Over and over, Amanda Craft, manager of advocacy for the PC(USA)’s Office of Immigration Issues, and Teresa Waggener, an immigration attorney with the Office of Immigration Issues, explained that sanctuary is a last-resort option, and that accompaniment means working with immigrants, often over an extended period, as they navigate the complex U.S. legal system.
The work is deeply contextual — varying significantly depending on your community, Craft said.
Geoff Browning, an overture advocate from First Presbyterian Church in Palo Alto, California, said his church has helped immigrants with housing, language classes and transportation. The work of accompaniment and advocacy can include monitoring immigration court; going with asylum-seekers to court appearances or appointments with immigration officials; helping them “find their way through this maze of the bureaucracy of our system of immigration,” Browning said.

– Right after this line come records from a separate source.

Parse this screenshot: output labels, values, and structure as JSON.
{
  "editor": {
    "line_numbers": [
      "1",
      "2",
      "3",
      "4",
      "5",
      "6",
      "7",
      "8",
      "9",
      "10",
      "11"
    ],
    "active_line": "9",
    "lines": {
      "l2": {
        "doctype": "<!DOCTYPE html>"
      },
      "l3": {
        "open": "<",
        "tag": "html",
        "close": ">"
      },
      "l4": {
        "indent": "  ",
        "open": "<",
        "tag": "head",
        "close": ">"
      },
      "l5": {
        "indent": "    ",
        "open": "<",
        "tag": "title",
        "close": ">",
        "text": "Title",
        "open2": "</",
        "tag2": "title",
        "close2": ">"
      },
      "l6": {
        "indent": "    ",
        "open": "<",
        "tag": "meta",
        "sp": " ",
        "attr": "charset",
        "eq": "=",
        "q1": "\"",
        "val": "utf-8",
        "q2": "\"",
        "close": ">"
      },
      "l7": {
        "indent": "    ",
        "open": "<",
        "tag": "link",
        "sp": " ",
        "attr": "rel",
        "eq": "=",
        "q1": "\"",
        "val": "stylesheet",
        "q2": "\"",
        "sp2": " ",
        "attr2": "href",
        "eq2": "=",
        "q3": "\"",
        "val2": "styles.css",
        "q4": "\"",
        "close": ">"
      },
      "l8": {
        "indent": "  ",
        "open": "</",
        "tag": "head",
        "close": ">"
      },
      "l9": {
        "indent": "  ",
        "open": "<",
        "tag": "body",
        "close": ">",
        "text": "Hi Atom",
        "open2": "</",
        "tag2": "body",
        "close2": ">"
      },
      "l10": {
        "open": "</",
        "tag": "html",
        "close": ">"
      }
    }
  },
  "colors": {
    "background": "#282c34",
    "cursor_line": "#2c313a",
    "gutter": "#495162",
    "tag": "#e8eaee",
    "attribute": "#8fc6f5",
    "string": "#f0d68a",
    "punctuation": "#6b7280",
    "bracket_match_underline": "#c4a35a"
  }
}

PDA provides resources for congregations wanting to be involved in refugee resettlement or accompanying asylum-seekers. And the decision by a church to offer sanctuary is “always the last” in a series of efforts to help those facing deportation, Waggener said. “It’s not an easy decision to make. There could possibly be legal ramifications. … It is a big deal.”
Other points made in the conversation:
- Asylum-seekers to the U.S. come from many nations — Krehbiel said she knows of people from Venezuela, Cameroon, Congo, Haiti as well as Mexico and Central America. Browning said his church helped a man from Russia.
- Some of the immigrants Presbyterians are helping are not new arrivals. Starting around 2017 or so, many cases involved members of Presbyterian churches who had lived in the U.S. for years, but now “were at risk of deportation after having lived here a very long time,” Craft said. They didn’t need help finding housing or a first job. They needed lawyers, and plans for their families and property should they suddenly be detained or deported.
On the treatment of refugees (IMM-08): The committee voted to encourage PC(USA) officials to continue advocacy work showing welcome for refugees. It added language to the resolution to encourage the stated clerk, the Office of Public Witness, and the Office of Immigration Issues to advocate for the end of family separation for detainees and the use of for-profit detention facilities
The resolution also calls on the assembly to increase the budget for this work by $250,000.
Supporting justice work (IMM-09): The committee voted to approve a resolution from the Racial Equity Advocacy Committee (REAC) to support PC(USA) justice work on behalf of immigrants and refugees.
The resolution encourages continued collaboration between the Office of the General Assembly and the Presbyterian Mission Agency (PMA) to strengthen the work, including cooperatively with ecumenical and interfaith partners along the U.S.-Mexico border. The committee added language to state that “this includes partners who are working in countries of origin” – the homes that migrants leave – and the countries through which they pass to reach the United States.
And it asks the assembly to direct REAC and the Advisory Committee on Social Witness Policy to “create a comprehensive policy report with recommendations addressing the continued justice concerns faced by those seeking to enter the United States via the southern border,” bringing that report to the assembly in 2024.
Having addressed all items on its docket in the first two of three days allotted, the Immigration Committee adjourned, forwarding its recommendations to the full body of the General Assembly meeting in online plenaries July 5-9, 2022.